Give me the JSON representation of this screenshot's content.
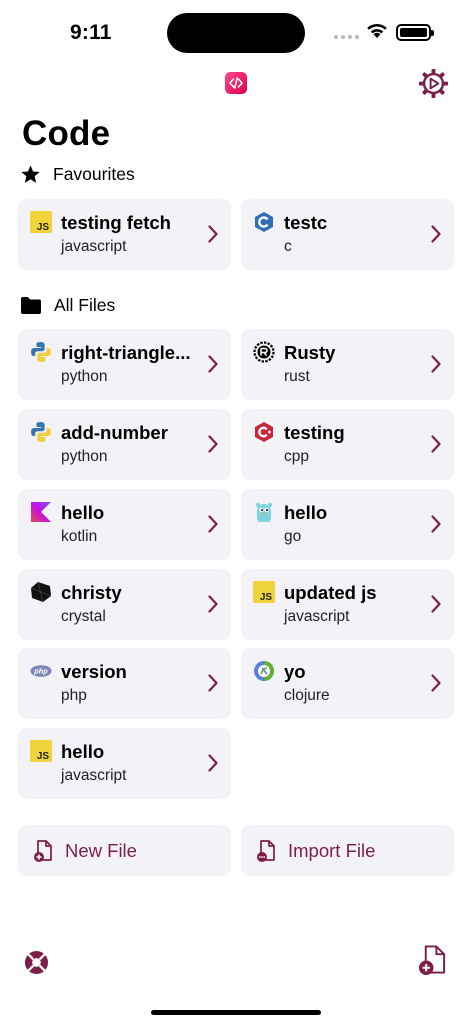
{
  "status_bar": {
    "time": "9:11"
  },
  "title": "Code",
  "favourites": {
    "label": "Favourites",
    "items": [
      {
        "name": "testing fetch",
        "lang": "javascript",
        "icon": "javascript-icon"
      },
      {
        "name": "testc",
        "lang": "c",
        "icon": "c-icon"
      }
    ]
  },
  "all_files": {
    "label": "All Files",
    "items": [
      {
        "name": "right-triangle...",
        "lang": "python",
        "icon": "python-icon"
      },
      {
        "name": "Rusty",
        "lang": "rust",
        "icon": "rust-icon"
      },
      {
        "name": "add-number",
        "lang": "python",
        "icon": "python-icon"
      },
      {
        "name": "testing",
        "lang": "cpp",
        "icon": "cpp-icon"
      },
      {
        "name": "hello",
        "lang": "kotlin",
        "icon": "kotlin-icon"
      },
      {
        "name": "hello",
        "lang": "go",
        "icon": "go-icon"
      },
      {
        "name": "christy",
        "lang": "crystal",
        "icon": "crystal-icon"
      },
      {
        "name": "updated js",
        "lang": "javascript",
        "icon": "javascript-icon"
      },
      {
        "name": "version",
        "lang": "php",
        "icon": "php-icon"
      },
      {
        "name": "yo",
        "lang": "clojure",
        "icon": "clojure-icon"
      },
      {
        "name": "hello",
        "lang": "javascript",
        "icon": "javascript-icon"
      }
    ]
  },
  "actions": {
    "new_file": "New File",
    "import_file": "Import File"
  },
  "icon_text": {
    "js": "JS",
    "php": "php"
  },
  "colors": {
    "accent": "#7b1f4a",
    "card_bg": "#f2f2f7"
  }
}
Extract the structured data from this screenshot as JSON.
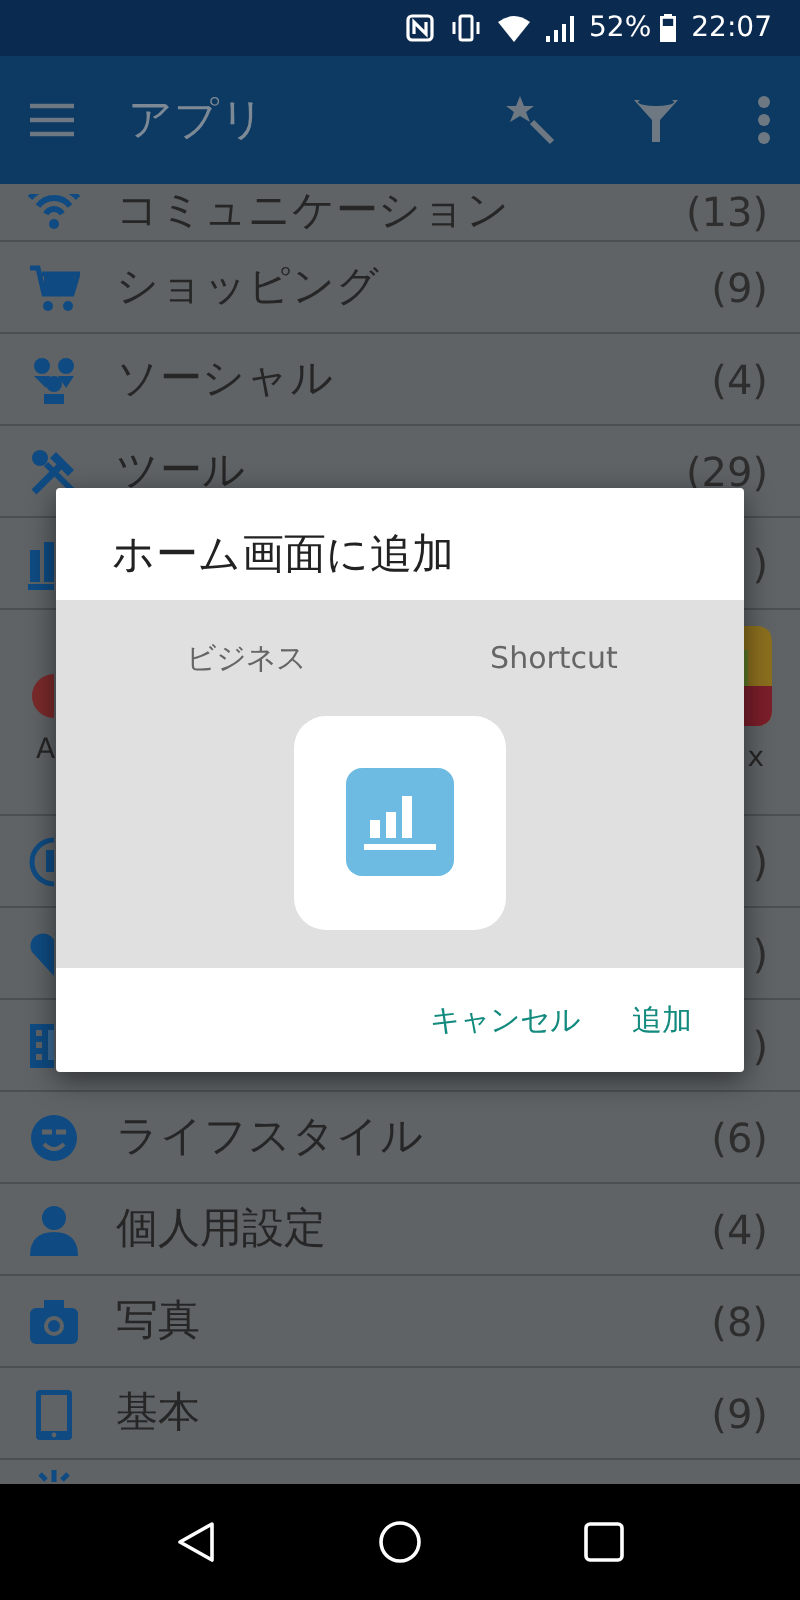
{
  "status_bar": {
    "battery": "52%",
    "time": "22:07"
  },
  "app_bar": {
    "title": "アプリ"
  },
  "list": [
    {
      "kind": "category",
      "label": "コミュニケーション",
      "count": "(13)"
    },
    {
      "kind": "category",
      "label": "ショッピング",
      "count": "(9)"
    },
    {
      "kind": "category",
      "label": "ソーシャル",
      "count": "(4)"
    },
    {
      "kind": "category",
      "label": "ツール",
      "count": "(29)"
    },
    {
      "kind": "category",
      "count": ")"
    },
    {
      "kind": "apps",
      "labels": [
        "A",
        "x"
      ]
    },
    {
      "kind": "category",
      "count": ")"
    },
    {
      "kind": "category",
      "count": ")"
    },
    {
      "kind": "category",
      "count": ")"
    },
    {
      "kind": "category",
      "label": "ライフスタイル",
      "count": "(6)"
    },
    {
      "kind": "category",
      "label": "個人用設定",
      "count": "(4)"
    },
    {
      "kind": "category",
      "label": "写真",
      "count": "(8)"
    },
    {
      "kind": "category",
      "label": "基本",
      "count": "(9)"
    },
    {
      "kind": "category"
    }
  ],
  "dialog": {
    "title": "ホーム画面に追加",
    "preview_labels": [
      "ビジネス",
      "Shortcut"
    ],
    "buttons": [
      "キャンセル",
      "追加"
    ]
  }
}
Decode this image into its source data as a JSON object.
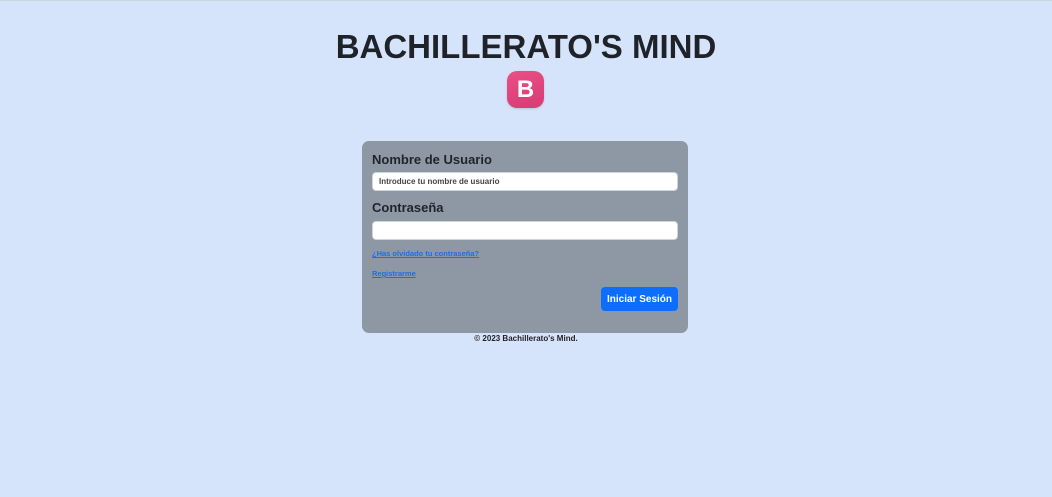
{
  "header": {
    "title": "BACHILLERATO'S MIND",
    "logo_letter": "B"
  },
  "login": {
    "username_label": "Nombre de Usuario",
    "username_placeholder": "Introduce tu nombre de usuario",
    "username_value": "",
    "password_label": "Contraseña",
    "password_value": "",
    "forgot_link": "¿Has olvidado tu contraseña?",
    "register_link": "Registrarme",
    "submit_label": "Iniciar Sesión"
  },
  "footer": {
    "copyright": "© 2023 Bachillerato's Mind."
  },
  "colors": {
    "background": "#d6e4fb",
    "card": "#8e98a5",
    "logo": "#e2467e",
    "primary_button": "#0d6efd",
    "link": "#1a6fe6"
  }
}
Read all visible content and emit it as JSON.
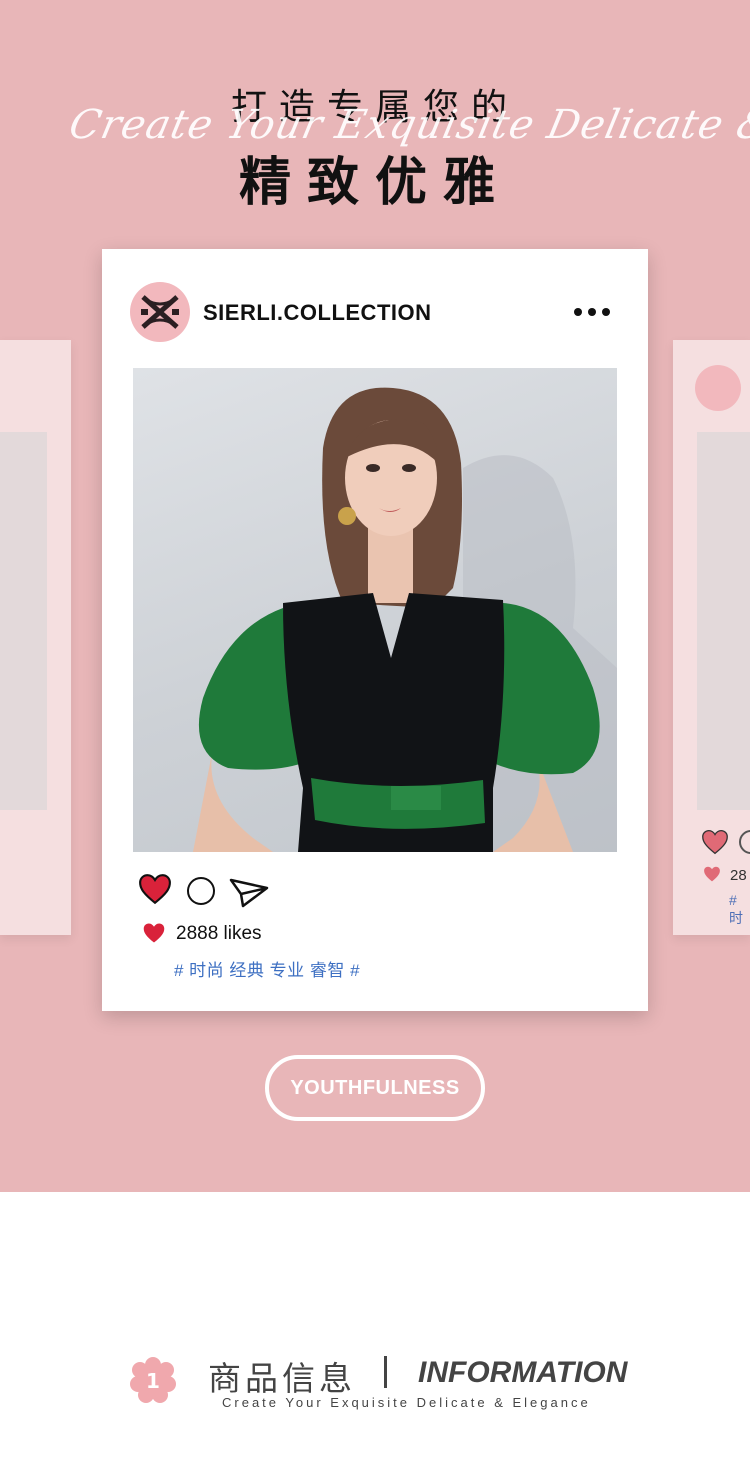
{
  "hero": {
    "line1": "打造专属您的",
    "script": "Create Your Exquisite Delicate & Elegance",
    "line2": "精致优雅"
  },
  "post": {
    "handle": "SIERLI.COLLECTION",
    "more_icon": "more-horizontal-icon",
    "likes_text": "2888 likes",
    "tags": "# 时尚 经典 专业 睿智 #",
    "colors": {
      "heart": "#d9223a",
      "tag": "#3d6fc2"
    }
  },
  "ghost_right": {
    "likes_text": "28",
    "tag_text": "# 时"
  },
  "badge": {
    "label": "YOUTHFULNESS"
  },
  "section": {
    "number": "1",
    "title_cn": "商品信息",
    "title_en": "INFORMATION",
    "subtitle": "Create Your Exquisite Delicate & Elegance"
  },
  "colors": {
    "pink_bg": "#e8b6b8",
    "card_bg": "#ffffff",
    "avatar_bg": "#f2b8bd"
  }
}
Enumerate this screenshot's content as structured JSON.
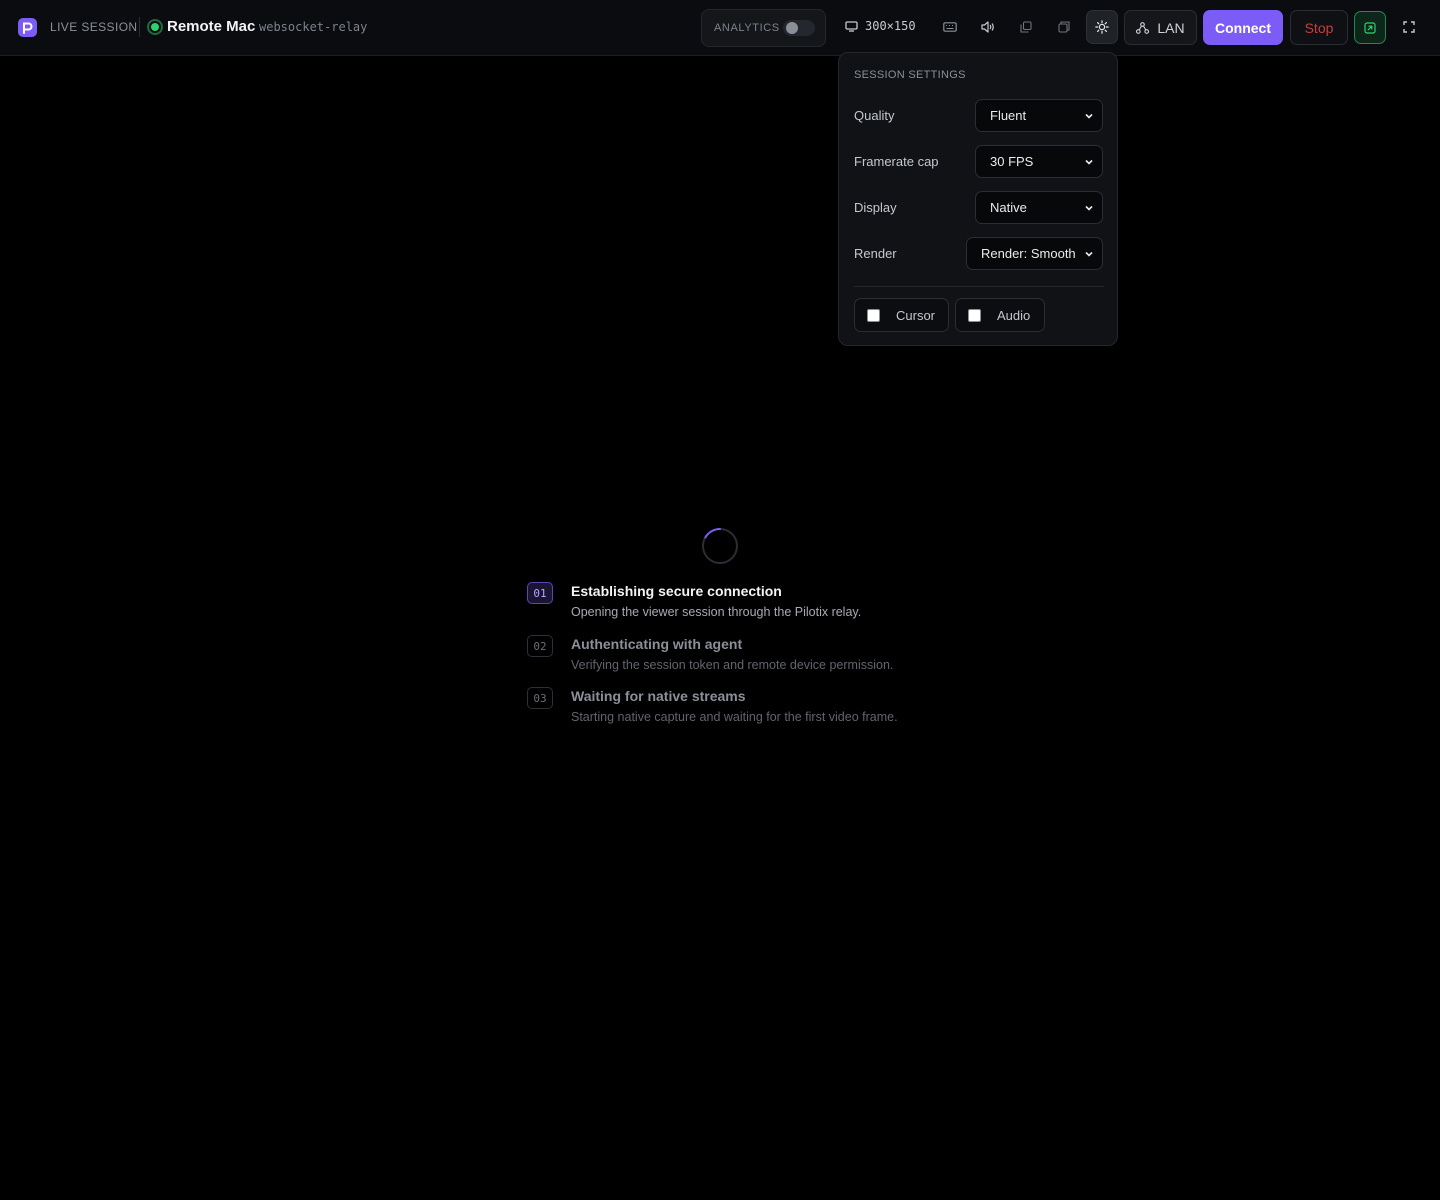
{
  "header": {
    "section_label": "LIVE SESSION",
    "host_name": "Remote Mac",
    "transport": "websocket-relay",
    "analytics_label": "ANALYTICS",
    "analytics_enabled": false,
    "resolution": "300×150",
    "network_label": "LAN",
    "connect_label": "Connect",
    "stop_label": "Stop"
  },
  "settings": {
    "title": "SESSION SETTINGS",
    "rows": [
      {
        "label": "Quality",
        "value": "Fluent"
      },
      {
        "label": "Framerate cap",
        "value": "30 FPS"
      },
      {
        "label": "Display",
        "value": "Native"
      },
      {
        "label": "Render",
        "value": "Render: Smooth"
      }
    ],
    "checks": [
      {
        "label": "Cursor",
        "checked": false
      },
      {
        "label": "Audio",
        "checked": false
      }
    ]
  },
  "steps": [
    {
      "num": "01",
      "title": "Establishing secure connection",
      "desc": "Opening the viewer session through the Pilotix relay."
    },
    {
      "num": "02",
      "title": "Authenticating with agent",
      "desc": "Verifying the session token and remote device permission."
    },
    {
      "num": "03",
      "title": "Waiting for native streams",
      "desc": "Starting native capture and waiting for the first video frame."
    }
  ],
  "colors": {
    "accent": "#7c5cf7",
    "status_online": "#2fd16f",
    "stop": "#c2403f",
    "background": "#000000"
  }
}
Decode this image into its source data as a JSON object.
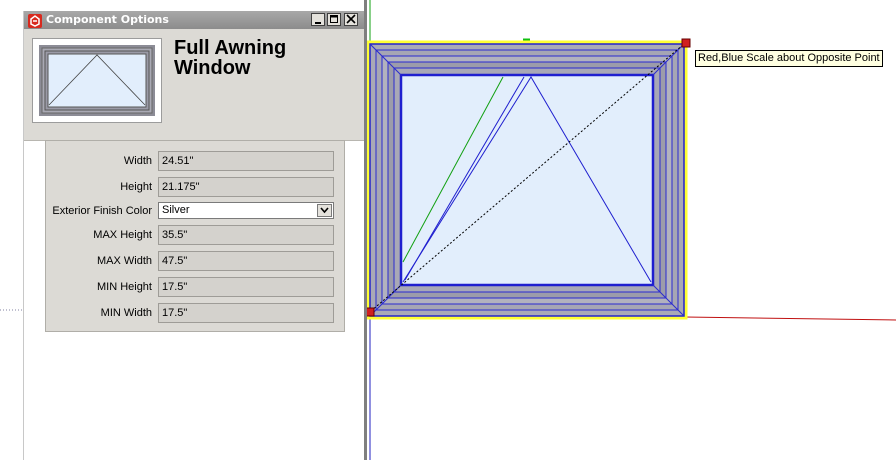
{
  "dialog": {
    "title": "Component Options",
    "icon": "sketchup-icon",
    "controls": [
      "minimize-icon",
      "maximize-icon",
      "close-icon"
    ]
  },
  "component": {
    "name": "Full Awning Window"
  },
  "options": [
    {
      "label": "Width",
      "value": "24.51\"",
      "type": "text"
    },
    {
      "label": "Height",
      "value": "21.175\"",
      "type": "text"
    },
    {
      "label": "Exterior Finish Color",
      "value": "Silver",
      "type": "select"
    },
    {
      "label": "MAX Height",
      "value": "35.5\"",
      "type": "text"
    },
    {
      "label": "MAX Width",
      "value": "47.5\"",
      "type": "text"
    },
    {
      "label": "MIN Height",
      "value": "17.5\"",
      "type": "text"
    },
    {
      "label": "MIN Width",
      "value": "17.5\"",
      "type": "text"
    }
  ],
  "viewport": {
    "tooltip": "Red,Blue Scale about Opposite Point",
    "colors": {
      "selection": "#ffff33",
      "glass": "#e2eefc",
      "frame": "#a9a9b6",
      "edge_selected": "#1f1fcf",
      "red_axis": "#c01010",
      "green_axis": "#10a010",
      "grip": "#d02020"
    }
  }
}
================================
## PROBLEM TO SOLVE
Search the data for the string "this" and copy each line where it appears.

## YOUR RESPONSE
Give me the JSON representation of this screenshot's content.
Extract the structured data from this screenshot as JSON.
Decode this image into its source data as a JSON object.
Enumerate this screenshot's content as structured JSON.
Decode this image into its source data as a JSON object.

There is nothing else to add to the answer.